▸ About this exercise
The whole listing below must be repeated exactly.
• • • •
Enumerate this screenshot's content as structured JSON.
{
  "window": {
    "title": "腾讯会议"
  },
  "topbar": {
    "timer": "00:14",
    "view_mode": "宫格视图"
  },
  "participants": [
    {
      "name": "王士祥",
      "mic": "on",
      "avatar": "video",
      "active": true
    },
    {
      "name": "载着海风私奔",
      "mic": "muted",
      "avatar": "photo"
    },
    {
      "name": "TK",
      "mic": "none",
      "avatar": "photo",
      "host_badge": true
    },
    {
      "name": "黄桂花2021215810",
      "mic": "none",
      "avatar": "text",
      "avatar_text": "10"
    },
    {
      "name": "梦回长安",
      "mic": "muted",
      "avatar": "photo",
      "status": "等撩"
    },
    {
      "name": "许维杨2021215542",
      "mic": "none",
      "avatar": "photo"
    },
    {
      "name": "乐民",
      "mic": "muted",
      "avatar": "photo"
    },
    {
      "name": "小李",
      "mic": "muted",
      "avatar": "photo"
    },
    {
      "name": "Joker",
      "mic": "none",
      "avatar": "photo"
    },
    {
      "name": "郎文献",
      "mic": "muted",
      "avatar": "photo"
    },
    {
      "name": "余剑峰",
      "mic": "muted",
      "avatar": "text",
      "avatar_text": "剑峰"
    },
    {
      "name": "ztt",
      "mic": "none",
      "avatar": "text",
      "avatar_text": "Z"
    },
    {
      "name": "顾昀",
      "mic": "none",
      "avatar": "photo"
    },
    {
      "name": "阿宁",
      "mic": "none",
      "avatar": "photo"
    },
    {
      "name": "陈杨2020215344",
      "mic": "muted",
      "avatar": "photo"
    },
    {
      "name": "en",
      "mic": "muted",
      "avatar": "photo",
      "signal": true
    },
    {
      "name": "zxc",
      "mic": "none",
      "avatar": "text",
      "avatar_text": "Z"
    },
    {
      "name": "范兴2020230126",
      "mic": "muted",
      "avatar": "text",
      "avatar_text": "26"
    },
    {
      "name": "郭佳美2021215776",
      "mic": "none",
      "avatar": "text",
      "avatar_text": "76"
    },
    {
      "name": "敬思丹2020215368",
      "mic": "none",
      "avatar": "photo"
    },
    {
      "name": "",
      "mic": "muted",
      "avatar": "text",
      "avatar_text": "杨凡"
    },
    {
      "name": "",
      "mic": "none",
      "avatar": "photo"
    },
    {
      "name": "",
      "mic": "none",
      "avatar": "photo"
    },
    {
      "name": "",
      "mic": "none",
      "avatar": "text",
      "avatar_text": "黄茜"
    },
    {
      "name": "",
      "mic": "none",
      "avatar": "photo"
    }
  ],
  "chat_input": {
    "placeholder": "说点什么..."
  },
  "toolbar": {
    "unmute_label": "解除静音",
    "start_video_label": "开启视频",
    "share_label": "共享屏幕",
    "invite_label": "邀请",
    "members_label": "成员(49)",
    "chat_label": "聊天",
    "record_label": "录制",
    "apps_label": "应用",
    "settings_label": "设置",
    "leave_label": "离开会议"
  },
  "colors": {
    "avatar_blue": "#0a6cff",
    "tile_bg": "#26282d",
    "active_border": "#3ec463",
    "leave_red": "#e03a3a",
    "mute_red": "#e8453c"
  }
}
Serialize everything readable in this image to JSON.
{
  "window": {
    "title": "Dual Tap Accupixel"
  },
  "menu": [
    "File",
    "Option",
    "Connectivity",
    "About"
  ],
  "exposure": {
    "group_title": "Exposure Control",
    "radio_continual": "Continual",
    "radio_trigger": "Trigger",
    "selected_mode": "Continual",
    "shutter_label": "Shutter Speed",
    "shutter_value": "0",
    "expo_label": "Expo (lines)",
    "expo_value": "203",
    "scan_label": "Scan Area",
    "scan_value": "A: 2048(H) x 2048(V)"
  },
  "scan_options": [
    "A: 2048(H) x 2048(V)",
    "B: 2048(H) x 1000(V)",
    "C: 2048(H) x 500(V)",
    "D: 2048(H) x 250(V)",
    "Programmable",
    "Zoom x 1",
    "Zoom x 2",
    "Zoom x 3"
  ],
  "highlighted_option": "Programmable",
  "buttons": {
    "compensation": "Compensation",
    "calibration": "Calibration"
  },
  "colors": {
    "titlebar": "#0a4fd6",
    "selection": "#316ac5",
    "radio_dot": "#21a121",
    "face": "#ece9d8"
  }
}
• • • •
▸ Solution to the problem
Enumerate this screenshot's content as structured JSON.
{
  "window": {
    "title": "腾讯会议"
  },
  "topbar": {
    "timer": "00:14",
    "view_mode": "宫格视图"
  },
  "participants": [
    {
      "name": "王士祥",
      "mic": "on",
      "avatar": "video",
      "active": true
    },
    {
      "name": "载着海风私奔",
      "mic": "muted",
      "avatar": "photo"
    },
    {
      "name": "TK",
      "mic": "none",
      "avatar": "photo",
      "host_badge": true
    },
    {
      "name": "黄桂花2021215810",
      "mic": "none",
      "avatar": "text",
      "avatar_text": "10"
    },
    {
      "name": "梦回长安",
      "mic": "muted",
      "avatar": "photo",
      "status": "等撩"
    },
    {
      "name": "许维杨2021215542",
      "mic": "none",
      "avatar": "photo"
    },
    {
      "name": "乐民",
      "mic": "muted",
      "avatar": "photo"
    },
    {
      "name": "小李",
      "mic": "muted",
      "avatar": "photo"
    },
    {
      "name": "Joker",
      "mic": "none",
      "avatar": "photo"
    },
    {
      "name": "郎文献",
      "mic": "muted",
      "avatar": "photo"
    },
    {
      "name": "余剑峰",
      "mic": "muted",
      "avatar": "text",
      "avatar_text": "剑峰"
    },
    {
      "name": "ztt",
      "mic": "none",
      "avatar": "text",
      "avatar_text": "Z"
    },
    {
      "name": "顾昀",
      "mic": "none",
      "avatar": "photo"
    },
    {
      "name": "阿宁",
      "mic": "none",
      "avatar": "photo"
    },
    {
      "name": "陈杨2020215344",
      "mic": "muted",
      "avatar": "photo"
    },
    {
      "name": "en",
      "mic": "muted",
      "avatar": "photo",
      "signal": true
    },
    {
      "name": "zxc",
      "mic": "none",
      "avatar": "text",
      "avatar_text": "Z"
    },
    {
      "name": "范兴2020230126",
      "mic": "muted",
      "avatar": "text",
      "avatar_text": "26"
    },
    {
      "name": "郭佳美2021215776",
      "mic": "none",
      "avatar": "text",
      "avatar_text": "76"
    },
    {
      "name": "敬思丹2020215368",
      "mic": "none",
      "avatar": "photo"
    },
    {
      "name": "",
      "mic": "muted",
      "avatar": "text",
      "avatar_text": "杨凡"
    },
    {
      "name": "",
      "mic": "none",
      "avatar": "photo"
    },
    {
      "name": "",
      "mic": "none",
      "avatar": "photo"
    },
    {
      "name": "",
      "mic": "none",
      "avatar": "text",
      "avatar_text": "黄茜"
    },
    {
      "name": "",
      "mic": "none",
      "avatar": "photo"
    }
  ],
  "chat_input": {
    "placeholder": "说点什么..."
  },
  "toolbar": {
    "unmute_label": "解除静音",
    "start_video_label": "开启视频",
    "share_label": "共享屏幕",
    "invite_label": "邀请",
    "members_label": "成员(49)",
    "chat_label": "聊天",
    "record_label": "录制",
    "apps_label": "应用",
    "settings_label": "设置",
    "leave_label": "离开会议"
  },
  "colors": {
    "avatar_blue": "#0a6cff",
    "tile_bg": "#26282d",
    "active_border": "#3ec463",
    "leave_red": "#e03a3a",
    "mute_red": "#e8453c"
  }
}
Serialize everything readable in this image to JSON.
{
  "window": {
    "title": "Dual Tap Accupixel"
  },
  "menu": [
    "File",
    "Option",
    "Connectivity",
    "About"
  ],
  "exposure": {
    "group_title": "Exposure Control",
    "radio_continual": "Continual",
    "radio_trigger": "Trigger",
    "selected_mode": "Continual",
    "shutter_label": "Shutter Speed",
    "shutter_value": "0",
    "expo_label": "Expo (lines)",
    "expo_value": "203",
    "scan_label": "Scan Area",
    "scan_value": "A: 2048(H) x 2048(V)"
  },
  "scan_options": [
    "A: 2048(H) x 2048(V)",
    "B: 2048(H) x 1000(V)",
    "C: 2048(H) x 500(V)",
    "D: 2048(H) x 250(V)",
    "Programmable",
    "Zoom x 1",
    "Zoom x 2",
    "Zoom x 3"
  ],
  "highlighted_option": "Programmable",
  "buttons": {
    "compensation": "Compensation",
    "calibration": "Calibration"
  },
  "colors": {
    "titlebar": "#0a4fd6",
    "selection": "#316ac5",
    "radio_dot": "#21a121",
    "face": "#ece9d8"
  }
}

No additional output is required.